A relationship between you and your cumbersome spaceship traveling through tight corridors, gravitation orbits and asteroid fields. You must first manage your ship’s movements, but also simultaneously manage your character inside the ship’s interior, running from one terminal to the next, up and down ladders, trying to manage the engine, shield, and 5 different weapon booths.
“WHAT’S YOUR FAVOURITE THING ABOUT SPACE?
MINE IS SPACE.”
Your view is a side interior shot of an ill designed ship. The steering wheel is in the middle and this maneuvers the engine when maned. The 4 weapon turrets reside at 4 fixed points on the border, in their own rooms. A power weapon, which rotates around the circumference of the ship is controlled in a 5th area. And lastly, there is the flawed shield – only covering about a quarter of the ship’s hull – and, again, is controlled from a separate corridor. You are well tooled to fight space, but are drastically understaffed. Crucial decisions are constantly being made in where to sit.
Because of these choices, the game is also about human relationships. Play with a friend or loved one, and you’ll both assume your astronaut roles, and together must wrestle the clunky ship through space and enemies alike. Success hinges a lot on communication, but almost instinctually, you might find that you’ve resigned yourself to a set routine – one controlling the weapons, the other controlling the engine and the shield when in defense, and a spare turret when overwhelmed. Sometimes it doesn’t work out as smooth, especially when utterly surrounded or on the run, and this is when the game gets frantic. In solo mode, you’re tasked with commanding the AI buddy around to man certain stations.
“WELL TOOLED TO FIGHT SPACE, BUT ARE DRASTICALLY UNDERSTAFFED”
As you find and save the kidnapped bunnies, and progress through each level you can find upgrade gems for the ship and terminals, and each gem can augment its respective station in unique ways. Power gems add more power or higher frequency turrets; Beam gems will change the weapon to a beam type or change the engine to a beam propulsion engine; the Metal gem with change the weapon into a morning star type or change the shield into a metal spiked shield, or augment the engine to lay spike traps in your wake. The game encourages experimentation as each terminal supports a gem, and upgrades to your ship will eventually allow dual gem augments, adding more variety.
The game is equally fun and stressful, colourful and challenging.

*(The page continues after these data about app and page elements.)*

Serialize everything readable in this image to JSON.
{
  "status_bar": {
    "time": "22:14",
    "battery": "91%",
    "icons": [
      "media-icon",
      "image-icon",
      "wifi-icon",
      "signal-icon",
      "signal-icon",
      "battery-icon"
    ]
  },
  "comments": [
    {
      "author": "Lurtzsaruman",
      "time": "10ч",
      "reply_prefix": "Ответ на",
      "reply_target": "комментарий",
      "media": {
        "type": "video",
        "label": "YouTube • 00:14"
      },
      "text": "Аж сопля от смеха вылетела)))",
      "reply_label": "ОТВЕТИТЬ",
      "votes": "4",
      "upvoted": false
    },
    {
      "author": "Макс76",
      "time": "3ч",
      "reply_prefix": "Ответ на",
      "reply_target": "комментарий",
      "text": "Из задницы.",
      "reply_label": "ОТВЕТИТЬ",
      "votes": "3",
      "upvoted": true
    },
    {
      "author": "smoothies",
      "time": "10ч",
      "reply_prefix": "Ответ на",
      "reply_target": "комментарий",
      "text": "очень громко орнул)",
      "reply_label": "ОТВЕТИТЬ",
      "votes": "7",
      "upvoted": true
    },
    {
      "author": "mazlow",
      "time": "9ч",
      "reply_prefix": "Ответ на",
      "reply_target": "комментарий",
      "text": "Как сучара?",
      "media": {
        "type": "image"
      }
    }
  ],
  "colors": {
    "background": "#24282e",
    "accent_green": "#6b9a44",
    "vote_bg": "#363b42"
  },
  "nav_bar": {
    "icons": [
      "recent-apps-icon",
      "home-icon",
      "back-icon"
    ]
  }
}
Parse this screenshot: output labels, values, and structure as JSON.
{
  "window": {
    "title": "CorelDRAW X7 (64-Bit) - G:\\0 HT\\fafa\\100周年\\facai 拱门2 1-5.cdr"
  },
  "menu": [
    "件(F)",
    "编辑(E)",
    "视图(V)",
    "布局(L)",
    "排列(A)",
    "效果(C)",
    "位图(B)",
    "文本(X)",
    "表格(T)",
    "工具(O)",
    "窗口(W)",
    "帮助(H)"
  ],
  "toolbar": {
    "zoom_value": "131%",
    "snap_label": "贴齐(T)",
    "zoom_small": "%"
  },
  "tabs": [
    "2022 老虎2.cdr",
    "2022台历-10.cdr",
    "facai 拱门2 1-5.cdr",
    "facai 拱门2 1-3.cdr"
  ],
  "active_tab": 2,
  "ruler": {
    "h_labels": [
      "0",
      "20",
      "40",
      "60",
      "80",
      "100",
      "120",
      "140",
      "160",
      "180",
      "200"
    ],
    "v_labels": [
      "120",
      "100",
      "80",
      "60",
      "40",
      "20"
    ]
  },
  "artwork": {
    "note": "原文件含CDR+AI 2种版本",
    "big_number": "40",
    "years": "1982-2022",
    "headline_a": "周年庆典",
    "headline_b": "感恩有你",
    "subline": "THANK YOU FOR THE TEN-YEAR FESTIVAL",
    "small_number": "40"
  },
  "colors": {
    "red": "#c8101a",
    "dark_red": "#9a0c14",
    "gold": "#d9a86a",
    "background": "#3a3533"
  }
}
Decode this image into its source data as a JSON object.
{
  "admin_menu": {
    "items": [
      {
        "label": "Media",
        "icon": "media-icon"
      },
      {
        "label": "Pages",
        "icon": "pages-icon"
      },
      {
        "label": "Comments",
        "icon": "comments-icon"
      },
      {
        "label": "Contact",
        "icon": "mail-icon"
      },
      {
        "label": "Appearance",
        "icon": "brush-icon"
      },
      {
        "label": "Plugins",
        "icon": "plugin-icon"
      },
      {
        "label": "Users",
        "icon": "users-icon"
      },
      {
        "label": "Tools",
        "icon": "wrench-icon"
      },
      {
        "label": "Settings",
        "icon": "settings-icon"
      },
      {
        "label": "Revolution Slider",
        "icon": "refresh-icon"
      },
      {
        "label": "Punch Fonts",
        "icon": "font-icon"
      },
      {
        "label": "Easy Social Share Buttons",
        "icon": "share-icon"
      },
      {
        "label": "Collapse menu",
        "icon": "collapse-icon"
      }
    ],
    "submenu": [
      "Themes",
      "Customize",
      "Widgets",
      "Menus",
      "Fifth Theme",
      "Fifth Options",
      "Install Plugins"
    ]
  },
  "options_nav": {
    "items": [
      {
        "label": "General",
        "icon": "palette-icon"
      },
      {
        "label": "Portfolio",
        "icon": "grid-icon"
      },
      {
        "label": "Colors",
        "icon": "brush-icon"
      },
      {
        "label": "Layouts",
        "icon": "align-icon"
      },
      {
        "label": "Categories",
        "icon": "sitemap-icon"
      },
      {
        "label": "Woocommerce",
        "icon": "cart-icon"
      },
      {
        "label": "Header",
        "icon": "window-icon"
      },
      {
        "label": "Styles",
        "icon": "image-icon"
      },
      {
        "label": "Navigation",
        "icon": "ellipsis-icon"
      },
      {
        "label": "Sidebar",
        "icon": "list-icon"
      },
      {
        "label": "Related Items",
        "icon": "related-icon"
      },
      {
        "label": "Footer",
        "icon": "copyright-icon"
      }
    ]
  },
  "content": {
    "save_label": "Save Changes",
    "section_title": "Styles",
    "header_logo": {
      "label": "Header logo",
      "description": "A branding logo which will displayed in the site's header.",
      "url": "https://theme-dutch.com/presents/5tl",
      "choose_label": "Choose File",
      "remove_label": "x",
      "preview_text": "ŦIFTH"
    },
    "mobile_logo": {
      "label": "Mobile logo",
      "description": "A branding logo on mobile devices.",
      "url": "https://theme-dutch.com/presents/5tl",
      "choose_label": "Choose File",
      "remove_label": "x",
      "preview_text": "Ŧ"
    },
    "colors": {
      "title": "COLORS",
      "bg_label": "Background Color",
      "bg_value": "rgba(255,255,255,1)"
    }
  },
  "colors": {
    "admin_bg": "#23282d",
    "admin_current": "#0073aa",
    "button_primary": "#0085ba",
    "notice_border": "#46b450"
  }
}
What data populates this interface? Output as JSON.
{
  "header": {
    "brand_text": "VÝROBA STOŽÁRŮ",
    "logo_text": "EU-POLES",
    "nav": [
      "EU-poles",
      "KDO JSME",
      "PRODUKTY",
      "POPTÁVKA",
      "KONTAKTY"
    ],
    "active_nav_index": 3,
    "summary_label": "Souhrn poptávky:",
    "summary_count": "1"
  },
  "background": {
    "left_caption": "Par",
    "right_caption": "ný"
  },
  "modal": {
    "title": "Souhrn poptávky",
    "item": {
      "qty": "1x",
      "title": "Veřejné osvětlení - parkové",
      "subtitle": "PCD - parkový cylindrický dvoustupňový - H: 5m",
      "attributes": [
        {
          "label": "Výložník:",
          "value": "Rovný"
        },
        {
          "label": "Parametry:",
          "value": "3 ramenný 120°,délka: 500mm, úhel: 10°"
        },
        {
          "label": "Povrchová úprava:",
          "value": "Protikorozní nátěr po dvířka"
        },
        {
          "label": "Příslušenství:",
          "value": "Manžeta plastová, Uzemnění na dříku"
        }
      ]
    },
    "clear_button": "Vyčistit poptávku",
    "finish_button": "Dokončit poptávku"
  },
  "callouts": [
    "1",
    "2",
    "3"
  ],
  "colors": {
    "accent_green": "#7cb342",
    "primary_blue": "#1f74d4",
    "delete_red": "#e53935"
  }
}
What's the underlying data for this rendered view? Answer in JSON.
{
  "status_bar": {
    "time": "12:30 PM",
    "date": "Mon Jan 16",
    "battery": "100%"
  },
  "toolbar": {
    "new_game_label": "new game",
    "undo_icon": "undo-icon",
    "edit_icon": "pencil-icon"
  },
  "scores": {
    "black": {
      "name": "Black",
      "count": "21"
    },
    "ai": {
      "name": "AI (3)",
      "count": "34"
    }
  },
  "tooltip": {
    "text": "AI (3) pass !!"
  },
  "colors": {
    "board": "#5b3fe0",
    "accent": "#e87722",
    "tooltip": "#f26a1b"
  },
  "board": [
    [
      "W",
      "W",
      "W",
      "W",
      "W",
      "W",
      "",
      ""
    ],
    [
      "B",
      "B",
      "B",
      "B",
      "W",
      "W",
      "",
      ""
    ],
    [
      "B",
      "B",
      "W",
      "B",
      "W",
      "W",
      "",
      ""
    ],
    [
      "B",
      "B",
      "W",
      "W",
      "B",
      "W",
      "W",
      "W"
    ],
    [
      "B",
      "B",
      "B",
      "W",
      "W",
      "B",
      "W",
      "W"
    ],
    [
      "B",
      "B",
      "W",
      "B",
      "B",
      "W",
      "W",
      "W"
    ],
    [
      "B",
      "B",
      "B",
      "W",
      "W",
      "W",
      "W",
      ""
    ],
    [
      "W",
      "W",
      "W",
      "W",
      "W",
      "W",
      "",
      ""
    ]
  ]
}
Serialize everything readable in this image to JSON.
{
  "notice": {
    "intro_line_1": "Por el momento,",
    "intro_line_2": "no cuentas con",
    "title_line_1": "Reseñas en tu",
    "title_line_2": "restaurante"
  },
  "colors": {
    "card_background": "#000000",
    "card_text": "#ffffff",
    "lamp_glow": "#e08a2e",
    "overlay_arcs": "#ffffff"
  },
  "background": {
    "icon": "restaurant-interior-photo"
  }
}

Make sure you bring a loving partner along for the ride, as this is a game best played in pairs, but even then, love is far from guaranteed.
-For those who like bunnies, stressful micromanagement games, or doing pirouettes aboard a space ship.
Space-man’s Best Friend (Beat any level with the help of your trusty space-pet) – 10G
Cooties (Finish a level without crossing paths with your partner) – 50G